It is true that we often read various titles of office holders under civil administration of Christian kingdom of Ethiopia in the royal chronicles and other historical texts. What we lack so far, however, is a text at our disposal that clearly describes the hierarchical structure of titles and ranks of office holders, ranging from a king at the top to the lowest office holders. A short royal court order written in Gǝʿǝz on two folios, entiled ወግ፡ ዘመዓርግ፡ ወምክር that is now available from a manuscript of Dǝrsanä Mikaʾel, housed at the monastery of Tara Gädam, provides now crucial new information on this point. The names of the titles of the whole office holders under the civil administration of the medieval Christian kingdom from the lowest title የሻለቃ to the top ንጉሥ are listed there. The colophon states that the text was composed by Azzaž Wäldä Tǝnsaʾe, a royal court judge or counselor probably during the time of Iyasu I (1682–1706). The text also appears included, with minor modifications, in the royal chronicle of Iyasu I (1682–1706) and the chronicle of Bäkaffa (1721–1730). In this regard, this paper attempts to examine the textual tradition of this text and edit it critically by collating it with the other witnesses that appear in the chronicles, and present it with an annotated English translation.
EDITING THE DƏGGʷĀ: REFLECTIONS ON AN ONGOING PROJECT. [Abstract ID: 0805-09]
Jonas KARLSSON, University of Hamburg, Germany
Traditionally attributed to St. Yāred (6th c.), the Dəggʷā is the main antiphonary of the Ethiopian Orthodox Church. It is of great importance for its liturgical life and is widely attested in the manuscript material. Nevertheless, it has never been the subject of a comprehensive, diachronic study. Within the framework of an ongoing PhD project at the Centre for the Study of Manuscript Cultures (University of Hamburg), this paper discusses the specific problems attached to the task of producing a scholarly edition the Dəggʷā. (A sample edition of a portion of the Dəggʷā is to be included in the dissertation.) A multilayered text, the Dəggʷā consists of antiphons for various liturgical feasts, structured according to a complex system of metatexts (generally abbreviated) and furnished with musical notation. How can this complexity be reflected in an edition? How can the great number of manuscript witnesses, at times only poorly catalogued, be handled? In addition, there are various versions of the Dəggʷā (abbreviations, collections structured according to different systems, as well as what appears to be earlier, pre-Dəggʷā collections of liturgical chant), which raises yet other questions regarding how to approach such a text from an editorial point of view.

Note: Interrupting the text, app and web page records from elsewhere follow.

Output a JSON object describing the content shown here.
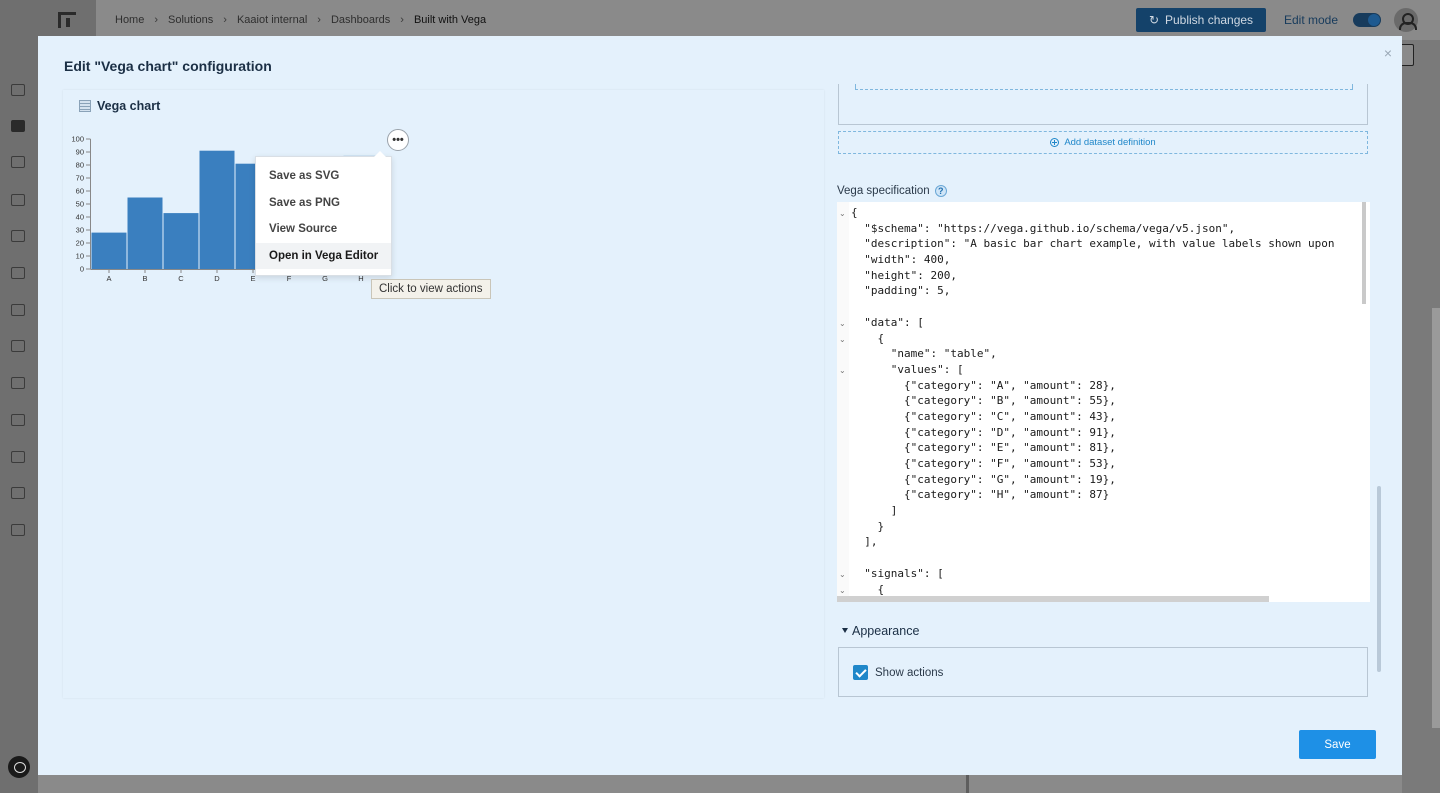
{
  "app": {
    "breadcrumb": [
      "Home",
      "Solutions",
      "Kaaiot internal",
      "Dashboards",
      "Built with Vega"
    ],
    "publish_label": "Publish changes",
    "edit_mode_label": "Edit mode",
    "edit_mode_on": true
  },
  "modal": {
    "title": "Edit \"Vega chart\" configuration",
    "close_glyph": "×",
    "save_label": "Save"
  },
  "preview": {
    "chart_title": "Vega chart",
    "actions_glyph": "•••",
    "actions_menu": [
      "Save as SVG",
      "Save as PNG",
      "View Source",
      "Open in Vega Editor"
    ],
    "hovered_item": "Open in Vega Editor",
    "tooltip": "Click to view actions"
  },
  "config": {
    "add_dataset_label": "Add dataset definition",
    "spec_label": "Vega specification",
    "help_glyph": "?",
    "code_lines": [
      "{",
      "  \"$schema\": \"https://vega.github.io/schema/vega/v5.json\",",
      "  \"description\": \"A basic bar chart example, with value labels shown upon",
      "  \"width\": 400,",
      "  \"height\": 200,",
      "  \"padding\": 5,",
      "",
      "  \"data\": [",
      "    {",
      "      \"name\": \"table\",",
      "      \"values\": [",
      "        {\"category\": \"A\", \"amount\": 28},",
      "        {\"category\": \"B\", \"amount\": 55},",
      "        {\"category\": \"C\", \"amount\": 43},",
      "        {\"category\": \"D\", \"amount\": 91},",
      "        {\"category\": \"E\", \"amount\": 81},",
      "        {\"category\": \"F\", \"amount\": 53},",
      "        {\"category\": \"G\", \"amount\": 19},",
      "        {\"category\": \"H\", \"amount\": 87}",
      "      ]",
      "    }",
      "  ],",
      "",
      "  \"signals\": [",
      "    {"
    ],
    "appearance_label": "Appearance",
    "show_actions_label": "Show actions",
    "show_actions_checked": true
  },
  "chart_data": {
    "type": "bar",
    "categories": [
      "A",
      "B",
      "C",
      "D",
      "E",
      "F",
      "G",
      "H"
    ],
    "values": [
      28,
      55,
      43,
      91,
      81,
      53,
      19,
      87
    ],
    "yticks": [
      0,
      10,
      20,
      30,
      40,
      50,
      60,
      70,
      80,
      90,
      100
    ],
    "ylim": [
      0,
      100
    ],
    "bar_color": "#3a7fbf",
    "title": "",
    "xlabel": "",
    "ylabel": ""
  },
  "colors": {
    "accent": "#1e90e6",
    "modal_bg": "#e4f1fc",
    "bar": "#3a7fbf"
  }
}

THE VOICE OF THE GWAŇŇ ABOUT THE “MONASTERY” OF DIMA GIYORGIS [Abstract ID: 0805-18]
GETATCHEW Haile, Hill Museum &Manuscript Library, Saint John's University, Minnesota, USA (in absentia)
The Monastery of Dima Giyorgis in Bǝčäna, Goǧǧam, was founded by Abba Täkäśtä Bǝrhan, a disciple of Abba Anoreyos, the Elder. It was an important national center of spiritual life and higher education for a very long time. Its significance as such waned gradually beginning with the nationwide assault on Ethiopian Christianity by the forces of Aḥmad ibn Ibrāhīm al-Ġazī (Graňň) in the 16th century, and by Italian Facists in the 1930s. It is now a commune with a peculiar system of self-rule of the indigenous people, the center becoming a district or a settlement in which native clergy and laity live as a community supported by the monastery’s land grants. According to tradition, the change was triggered by the devastating assault of Aḥmad ibn Ibrāhīm al-Ġazī (Graňň). It is recorded that when the era of Graňň was over, and the monks came back from exile, they decide the life of coenobitism be abandoned. The article reviews the history of the monastery and presents the Amharic text of its new constitution.